Start of Source data
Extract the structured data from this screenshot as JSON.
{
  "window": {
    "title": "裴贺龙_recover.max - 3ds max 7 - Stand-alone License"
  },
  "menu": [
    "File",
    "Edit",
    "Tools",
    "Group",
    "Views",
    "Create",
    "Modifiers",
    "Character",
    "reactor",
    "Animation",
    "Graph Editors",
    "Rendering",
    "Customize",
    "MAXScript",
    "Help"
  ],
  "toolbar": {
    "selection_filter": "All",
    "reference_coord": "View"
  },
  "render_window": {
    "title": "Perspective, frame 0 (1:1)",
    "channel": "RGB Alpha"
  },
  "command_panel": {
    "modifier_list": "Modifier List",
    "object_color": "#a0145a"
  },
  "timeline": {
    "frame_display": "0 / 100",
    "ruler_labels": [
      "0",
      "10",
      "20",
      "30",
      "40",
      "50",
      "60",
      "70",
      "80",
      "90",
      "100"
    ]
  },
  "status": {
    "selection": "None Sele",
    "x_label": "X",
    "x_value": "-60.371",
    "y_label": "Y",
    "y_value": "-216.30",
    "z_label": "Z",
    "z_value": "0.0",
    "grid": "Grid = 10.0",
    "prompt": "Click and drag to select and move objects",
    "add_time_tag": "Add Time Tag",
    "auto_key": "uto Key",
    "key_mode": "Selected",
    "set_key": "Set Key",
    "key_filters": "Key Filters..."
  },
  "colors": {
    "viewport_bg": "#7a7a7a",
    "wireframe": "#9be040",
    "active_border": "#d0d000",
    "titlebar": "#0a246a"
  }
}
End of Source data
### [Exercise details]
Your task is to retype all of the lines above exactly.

### [Output of the exercise]
Extract the structured data from this screenshot as JSON.
{
  "window": {
    "title": "裴贺龙_recover.max - 3ds max 7 - Stand-alone License"
  },
  "menu": [
    "File",
    "Edit",
    "Tools",
    "Group",
    "Views",
    "Create",
    "Modifiers",
    "Character",
    "reactor",
    "Animation",
    "Graph Editors",
    "Rendering",
    "Customize",
    "MAXScript",
    "Help"
  ],
  "toolbar": {
    "selection_filter": "All",
    "reference_coord": "View"
  },
  "render_window": {
    "title": "Perspective, frame 0 (1:1)",
    "channel": "RGB Alpha"
  },
  "command_panel": {
    "modifier_list": "Modifier List",
    "object_color": "#a0145a"
  },
  "timeline": {
    "frame_display": "0 / 100",
    "ruler_labels": [
      "0",
      "10",
      "20",
      "30",
      "40",
      "50",
      "60",
      "70",
      "80",
      "90",
      "100"
    ]
  },
  "status": {
    "selection": "None Sele",
    "x_label": "X",
    "x_value": "-60.371",
    "y_label": "Y",
    "y_value": "-216.30",
    "z_label": "Z",
    "z_value": "0.0",
    "grid": "Grid = 10.0",
    "prompt": "Click and drag to select and move objects",
    "add_time_tag": "Add Time Tag",
    "auto_key": "uto Key",
    "key_mode": "Selected",
    "set_key": "Set Key",
    "key_filters": "Key Filters..."
  },
  "colors": {
    "viewport_bg": "#7a7a7a",
    "wireframe": "#9be040",
    "active_border": "#d0d000",
    "titlebar": "#0a246a"
  }
}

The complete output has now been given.